About Beverly Sills
From singing radio commercials to achieving international fame as a soprano opera singer, Beverly Sills devoted her life to performing, making her singing debut at the age of two. During her career she performed in more than 90 opera roles. She ended her singing career in 1980 claiming that she wanted to "put my voice to bed so it will go quietly, with pride."
Beverly Sills was born Belle Miriam Silverman to parents of Russian-Jewish descent. She won first prize in the Miss Beautiful Baby of 1932 contest singing "The Wedding of Jack and Jill." Recognizing Beverly's talents, her mother sent her to dance, piano, and voice lessons, the latter at the age of seven with popular singer Estelle Leibling. Sills did several radio commercials and a show on WOR radio called Uncle Bob's Rainbow House, where she had a singing and tap dancing routine. In 1938, she sang and tap danced in the film Uncle Sol Solves It.
At the age of 12, Sills temporarily "retired" from singing to pursue an education. She attended the P.S. 91 School and Erasmus High School in Brooklyn. After completing high school she went to Manhattan's Professional Children's School.
Sills re-entered the public realm in 1945 with the help of producer J.J. Schubert. She received many brief roles which eventually led to her starring in three operettas, Rose Marie, Countess Maritza, and The Merry Widow. Roles in these operettas led to her grand opera debut in 1947 in Georges Bizet's Carmen. With her father's death in 1949, Sills began touring the United States with the Charles L. Wagner Opera Company to make ends meet. She joined the New York City Opera in 1955 making her debut as Rosalinde in Johann Strauss' Die Fledermans.
Her personal life was moving as fast as her professional career. Sills married Peter Buckeley Greenough, associate editor of the Cleveland Plain Dealer in 1956. She "retired" again in 1961 when she found out her two-year-old daughter was deaf and her newborn son was mentally handicapped. Both her husband and New York City Opera manager Julius Rudel encouraged her to return to singing years later.
Although appearing with the Boston Opera Company in Mozart's The Magic Flute, Sills gained international fame in 1966 with the New York City Opera for her performance in Georg Handel's Guilio Cesare. She stayed with the New York City Opera and became its general manager effective July 1, 1979 after Julius Rudel's resignation in 1978.

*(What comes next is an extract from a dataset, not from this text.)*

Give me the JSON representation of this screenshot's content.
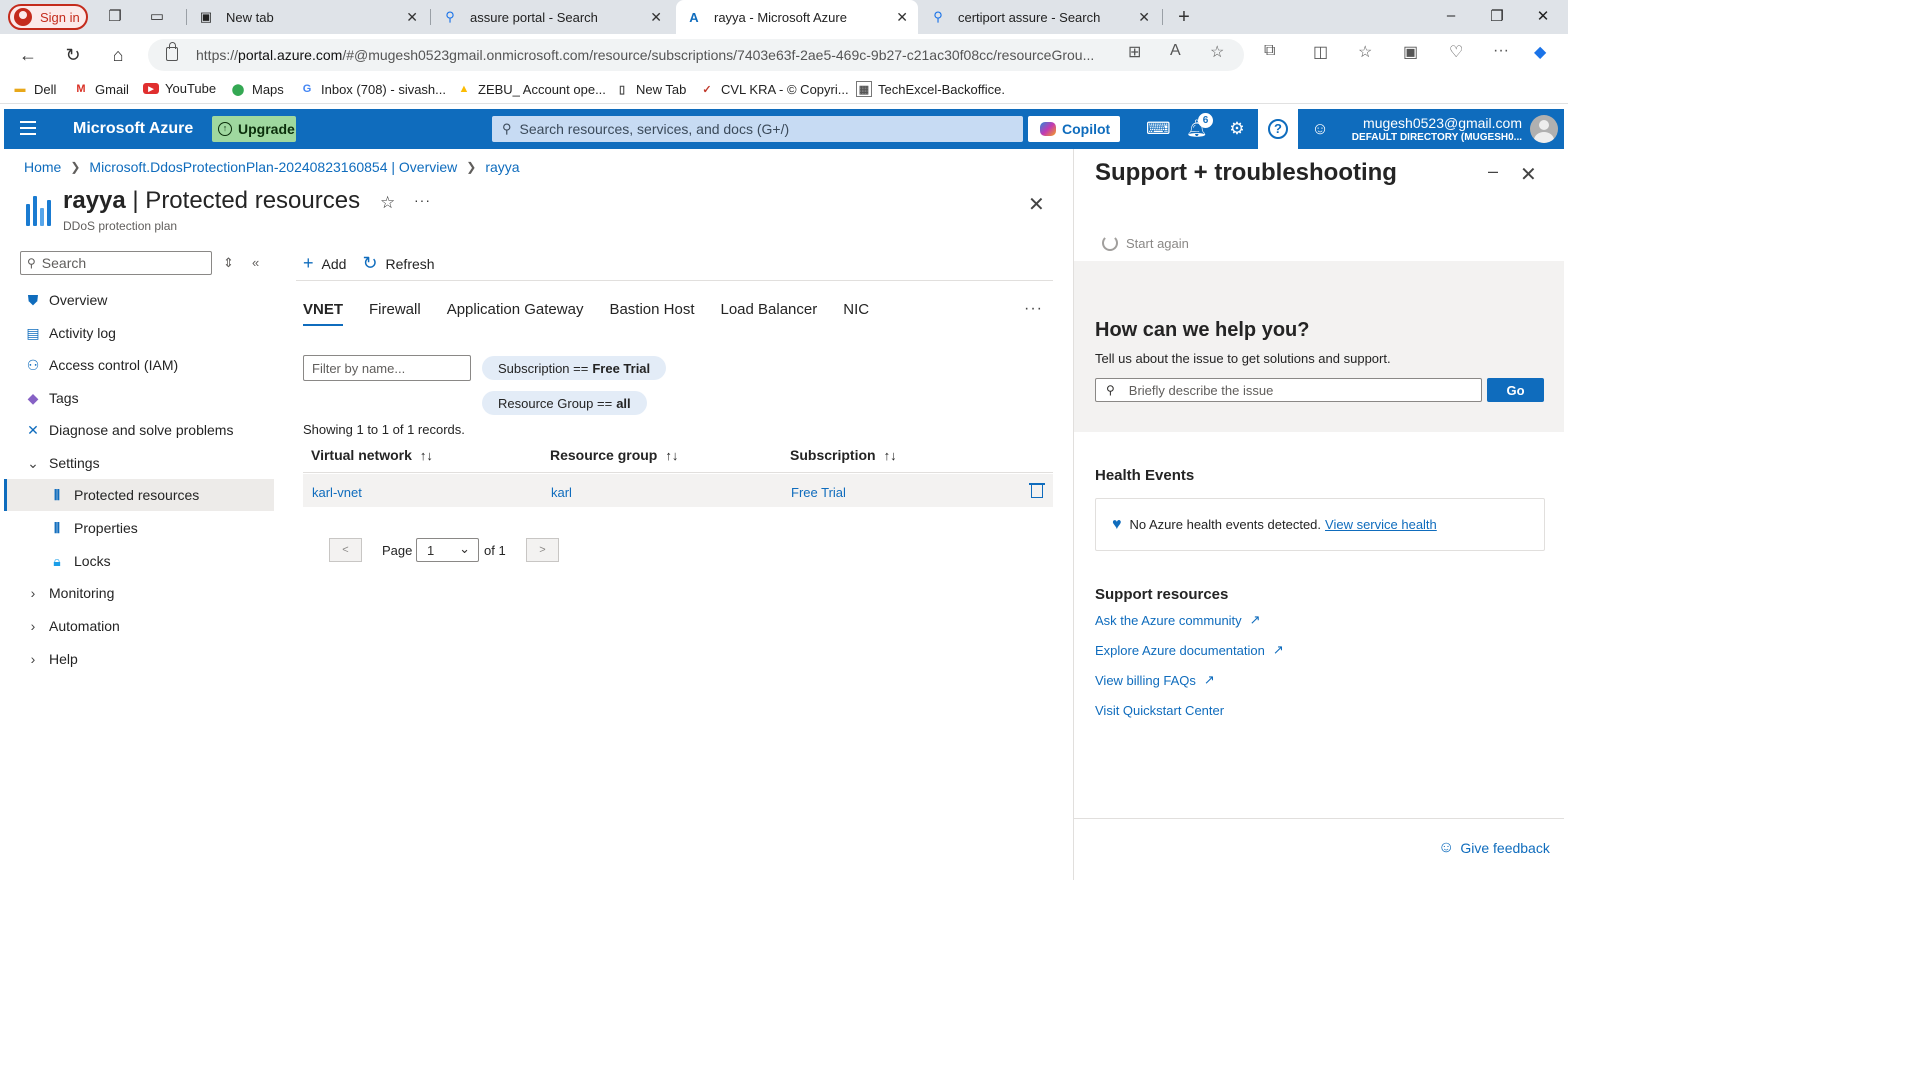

Beverly Sills' singing career ended in 1980, but that did not keep her from her duties to the New York City Opera. In addition to her singing legacy, Sills helped the March of Dimes raise more than $80 million dollars before her death in 2007. ~ Kim Summers, Rovi